Work to complete — Each entry should be copied as it stands, leaving the pictures behind.
++++++++
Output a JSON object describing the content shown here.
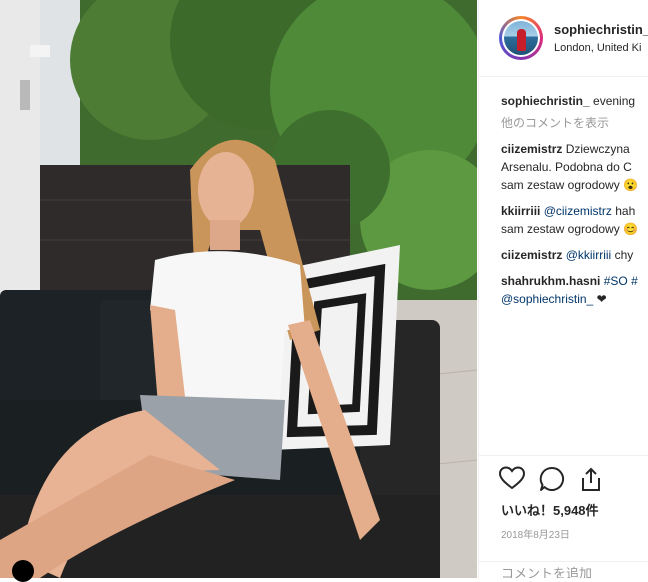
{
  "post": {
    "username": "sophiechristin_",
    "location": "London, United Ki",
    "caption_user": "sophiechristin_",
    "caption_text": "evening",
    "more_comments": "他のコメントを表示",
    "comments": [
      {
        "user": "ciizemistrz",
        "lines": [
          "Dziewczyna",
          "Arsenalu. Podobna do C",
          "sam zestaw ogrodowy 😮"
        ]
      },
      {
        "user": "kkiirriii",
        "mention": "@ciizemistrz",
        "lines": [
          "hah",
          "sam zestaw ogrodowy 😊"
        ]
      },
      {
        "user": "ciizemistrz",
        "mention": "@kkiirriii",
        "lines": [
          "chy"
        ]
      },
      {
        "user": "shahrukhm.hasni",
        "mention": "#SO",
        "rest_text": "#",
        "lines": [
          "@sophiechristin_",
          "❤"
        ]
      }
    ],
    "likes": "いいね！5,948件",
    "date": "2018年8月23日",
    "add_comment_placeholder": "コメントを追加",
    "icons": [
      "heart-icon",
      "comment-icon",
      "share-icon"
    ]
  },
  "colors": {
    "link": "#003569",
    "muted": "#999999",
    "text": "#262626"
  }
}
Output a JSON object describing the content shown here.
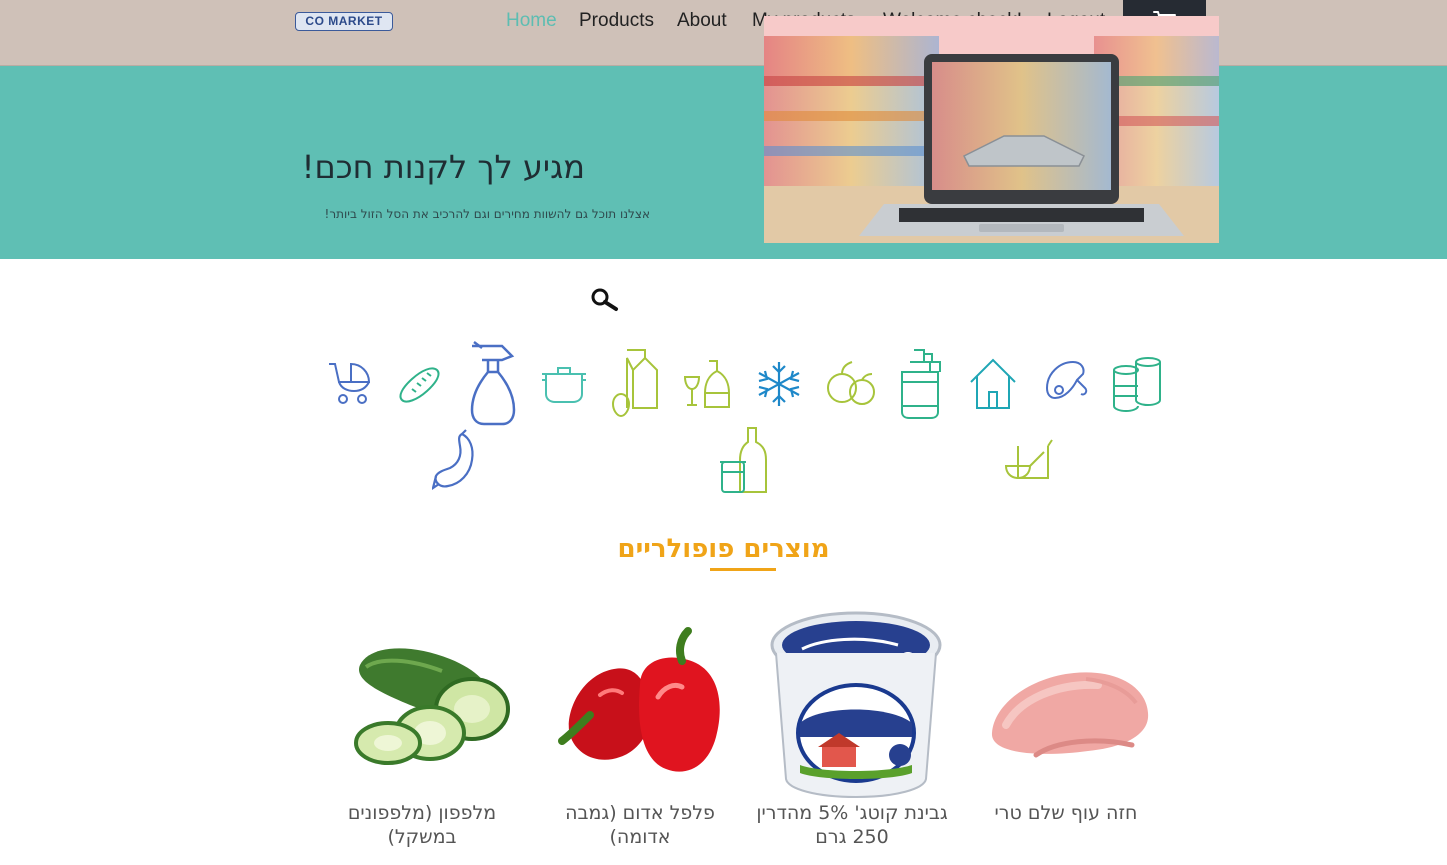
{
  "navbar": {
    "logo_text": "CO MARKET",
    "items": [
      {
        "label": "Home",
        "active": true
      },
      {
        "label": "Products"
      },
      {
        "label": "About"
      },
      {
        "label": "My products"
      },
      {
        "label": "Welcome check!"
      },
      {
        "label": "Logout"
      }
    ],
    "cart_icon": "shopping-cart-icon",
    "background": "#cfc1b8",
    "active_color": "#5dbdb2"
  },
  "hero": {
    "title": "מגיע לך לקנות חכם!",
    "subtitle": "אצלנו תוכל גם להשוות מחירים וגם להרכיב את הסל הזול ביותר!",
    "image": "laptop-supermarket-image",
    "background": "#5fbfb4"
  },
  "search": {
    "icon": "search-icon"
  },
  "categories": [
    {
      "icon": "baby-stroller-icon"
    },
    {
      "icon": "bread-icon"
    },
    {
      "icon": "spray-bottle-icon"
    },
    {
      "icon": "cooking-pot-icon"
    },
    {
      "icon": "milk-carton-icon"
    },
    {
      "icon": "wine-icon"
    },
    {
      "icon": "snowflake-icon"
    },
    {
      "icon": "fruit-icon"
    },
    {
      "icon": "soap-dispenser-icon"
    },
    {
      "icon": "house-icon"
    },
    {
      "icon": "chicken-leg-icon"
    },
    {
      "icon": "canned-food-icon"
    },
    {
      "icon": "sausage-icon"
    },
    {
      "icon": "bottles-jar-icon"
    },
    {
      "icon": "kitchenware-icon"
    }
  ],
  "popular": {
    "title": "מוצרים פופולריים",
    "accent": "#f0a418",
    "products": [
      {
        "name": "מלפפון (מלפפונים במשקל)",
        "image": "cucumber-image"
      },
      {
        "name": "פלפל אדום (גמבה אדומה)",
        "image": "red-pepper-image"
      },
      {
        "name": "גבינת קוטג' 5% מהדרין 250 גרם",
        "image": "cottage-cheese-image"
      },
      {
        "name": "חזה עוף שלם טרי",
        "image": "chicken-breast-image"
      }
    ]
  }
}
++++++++
Written solution —
Output a JSON object describing the content shown here.
{
  "post": {
    "username": "sophiechristin_",
    "location": "London, United Ki",
    "caption_user": "sophiechristin_",
    "caption_text": "evening",
    "more_comments": "他のコメントを表示",
    "comments": [
      {
        "user": "ciizemistrz",
        "lines": [
          "Dziewczyna",
          "Arsenalu. Podobna do C",
          "sam zestaw ogrodowy 😮"
        ]
      },
      {
        "user": "kkiirriii",
        "mention": "@ciizemistrz",
        "lines": [
          "hah",
          "sam zestaw ogrodowy 😊"
        ]
      },
      {
        "user": "ciizemistrz",
        "mention": "@kkiirriii",
        "lines": [
          "chy"
        ]
      },
      {
        "user": "shahrukhm.hasni",
        "mention": "#SO",
        "rest_text": "#",
        "lines": [
          "@sophiechristin_",
          "❤"
        ]
      }
    ],
    "likes": "いいね！5,948件",
    "date": "2018年8月23日",
    "add_comment_placeholder": "コメントを追加",
    "icons": [
      "heart-icon",
      "comment-icon",
      "share-icon"
    ]
  },
  "colors": {
    "link": "#003569",
    "muted": "#999999",
    "text": "#262626"
  }
}
Output a JSON object describing the content shown here.
{
  "navbar": {
    "logo_text": "CO MARKET",
    "items": [
      {
        "label": "Home",
        "active": true
      },
      {
        "label": "Products"
      },
      {
        "label": "About"
      },
      {
        "label": "My products"
      },
      {
        "label": "Welcome check!"
      },
      {
        "label": "Logout"
      }
    ],
    "cart_icon": "shopping-cart-icon",
    "background": "#cfc1b8",
    "active_color": "#5dbdb2"
  },
  "hero": {
    "title": "מגיע לך לקנות חכם!",
    "subtitle": "אצלנו תוכל גם להשוות מחירים וגם להרכיב את הסל הזול ביותר!",
    "image": "laptop-supermarket-image",
    "background": "#5fbfb4"
  },
  "search": {
    "icon": "search-icon"
  },
  "categories": [
    {
      "icon": "baby-stroller-icon"
    },
    {
      "icon": "bread-icon"
    },
    {
      "icon": "spray-bottle-icon"
    },
    {
      "icon": "cooking-pot-icon"
    },
    {
      "icon": "milk-carton-icon"
    },
    {
      "icon": "wine-icon"
    },
    {
      "icon": "snowflake-icon"
    },
    {
      "icon": "fruit-icon"
    },
    {
      "icon": "soap-dispenser-icon"
    },
    {
      "icon": "house-icon"
    },
    {
      "icon": "chicken-leg-icon"
    },
    {
      "icon": "canned-food-icon"
    },
    {
      "icon": "sausage-icon"
    },
    {
      "icon": "bottles-jar-icon"
    },
    {
      "icon": "kitchenware-icon"
    }
  ],
  "popular": {
    "title": "מוצרים פופולריים",
    "accent": "#f0a418",
    "products": [
      {
        "name": "מלפפון (מלפפונים במשקל)",
        "image": "cucumber-image"
      },
      {
        "name": "פלפל אדום (גמבה אדומה)",
        "image": "red-pepper-image"
      },
      {
        "name": "גבינת קוטג' 5% מהדרין 250 גרם",
        "image": "cottage-cheese-image"
      },
      {
        "name": "חזה עוף שלם טרי",
        "image": "chicken-breast-image"
      }
    ]
  }
}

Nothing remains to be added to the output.